Ryhor Yazepchuk's case
Sentenced to death by the Mahilioŭ Regional Court on April 23, 2013.
July 12, 2013, the Judicial Board for Criminal Cases of the Supreme Court of the Republic of Belarus considered the cassation complaint of R. Yazepchuk and left the verdict of the Mahilioŭ Regional Court unchanged.
The President of Belarus rejected the petition for clemency.
The public was informed about the execution in May 2014. It is assumed that Ryhor Yazepchuk was executed together with Pavel Sialiun, whose execution was reported on April 18, 2014.
No communication was filed to the Human Rights Committee, because defense lawyers had no access to R. Yazepchuk and the authorities concealed even his name for a long time.
July 4, the corpse of the 22-year-old prisoner Ihar Khadakou, strangled with a scarf, was found in a cell of prison №4 in Mahilioŭ. Ryhor Yazepchuk and Pavel Petrakou were held in the same cell with him.
According to the investigators, Ryhor Yazepchuk offered I. Khadakou to play dominoes "for life" – i.e. the winner would kill the loser. Having won, Yuzepchuk allegedly agreed with Petrakou when they would kill Khadakou.

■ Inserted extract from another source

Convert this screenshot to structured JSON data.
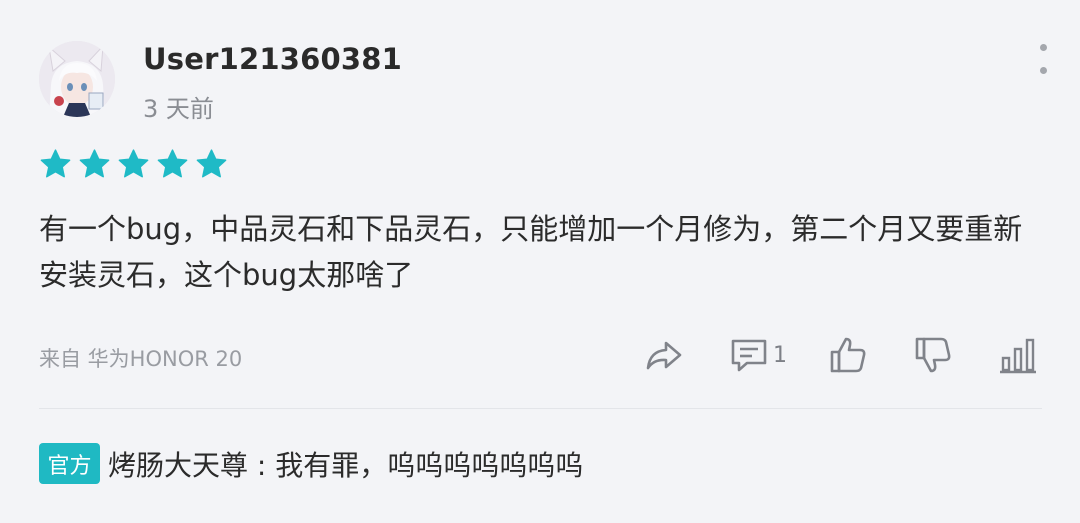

The court found the both men guilty. R. Yazepchuk was convicted under paragraphs 15 and 16 of part 2 of Art. 139 (murder, committed by a group of persons, by a person who has previously committed murder).
Significant violations during the investigation and the circumstances of the case that weren't considered by the court and/or influenced the verdict
- For a long time the public did not know even the name of the suspect in the murder. The case
was considered in the Mahilioŭ remand prison behind the closed doors.
- The official version of the murder was announced in the TV program "Secrets of the Investigation" on the national TV channel "Belarus-1" on June 1, 2013. As it became known from the program, both cell-mates of R. Yazepchuk had a “low social status”: it was directly stated that they were in an intimate relationship with each other. According to the informal prison rules, the persons who are placed in a cell with such people also get the low social status unless they get out of the cell by any means – self-mutilation, attack on the convoy or even killing an inmate. These rules are well-known to the prison administration, that's why convicts with a low social status are held separately. The question why R. Yazepchuk, who didn't have such a status, was placed in such a cell remains open.
- The very fact of the "domino game" raises doubts, because the prison rules prohibit even sitting at the same table or talking to prisoners with the low social status.
- At the time of the murder the peephole in the cell was taped with a newspaper. However, the guards didn't hurry to open the cell, but only twice asked the inmates to remove the newspaper. The MIA Corrections Department didn't report about the punishment of any members of the prison administration for admitting the murder.